Omar Awile

Omar Awile

Omar Awile was a PhD student with the MOSAIC Group between November 2008 and January 2013. He is Syrian and Swiss citizen and was born in Bern (Switzerland) in 1981. After leaving the MOSAIC Group, Omar became Senior Security Engineer with the computer security company P1 Security in Paris, France. From December 2013 until July 2015, Omar was an HPC Application Analyst with the Intel Exascale Computing Research Center in Paris, France. In August 2015, Omar became a Systems Performance Engineer at CERN, the European particle physics and high-energy physics research center, in Geneva, Switzerland. And since 2017, he is on the HPC team of the Blue Brain Project at EPFL, Switzerland.

From 2002 until 2008 Omar studied Computer Science at ETH Zurich and majored in Computational Science. He did his Master thesis in the MOSAIC group and carried out his project at the Mediterranean Institute for Life Sciences (MedILS), resulting in the publication:

O. Awile, A. Krisko, I. F. Sbalzarini, and B. Zagrovic. Intrinsically disordered regions may lower the hydration free energy in proteins: A case study of nudix hydrolase in the bacterium Deinococcus radiodurans. PLoS Comput. Biol., 6(7):e1000854, 2010. (PDF)

In 2006, Omar did a 5-month internship at the data analytics group of the IBM Tokyo Research Lab, exploring network link prediction algorithms with parametrizeable metrics. In 2007, he did a term project at the Radio Astronomy group of ETH Zurich to design and implement a the DiRaC distributed system that retrieves, preprocesses, archives, and visualizes data from a network of world-wide distributed radio telescopes observing the sun's radio activity. In 2008, Omar worked at IBM Japan, together with experts from the IBM Tokyo Research Lab and IBM Rational, to further develop methodologies and tools enabling model-driven systems development (MDSD).

During his PhD in the MOSAIC Group, Omar worked on efficient, abstraction-based middleware for large-scale parallel high-performance computing using particle methods (the PPM Library). In particular, he developed and implemented a domain-specific language for parallel hybrid particle-mesh simulations using PPM:

O. Awile, M. Mitrovic, S. Reboux, and I. F. Sbalzarini.
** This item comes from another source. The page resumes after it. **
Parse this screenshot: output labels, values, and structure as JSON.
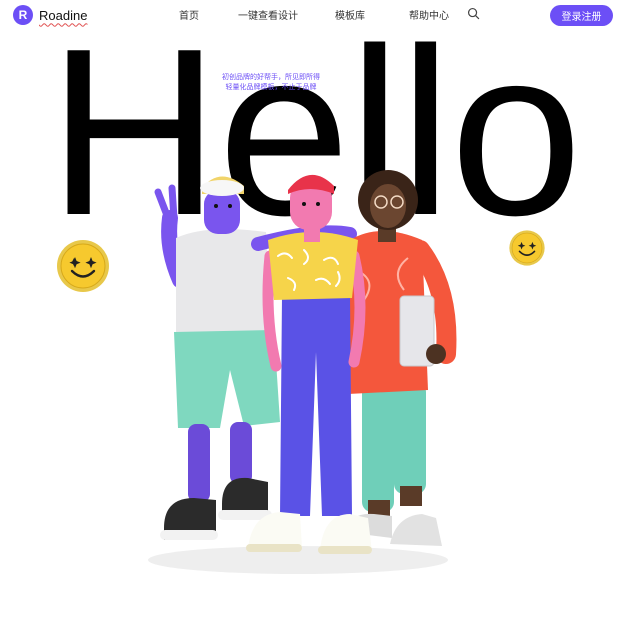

A domain-specific programming language for particle simulations on distributed-memory parallel computers. In Proc. III Intl. Conf. Particle-based Methods (PARTICLES), paper p52, Stuttgart, Germany, 2013. (PDF, Abstract PDF)

PhD Thesis

O. Awile. A Domain-Specific Language and Scalable Middleware for Particle-Mesh Simulations on Heterogeneous Parallel Computers. PhD thesis, Diss. ETH No. 20959, MOSAIC Group, ETH Zurich, 2013. (PDF)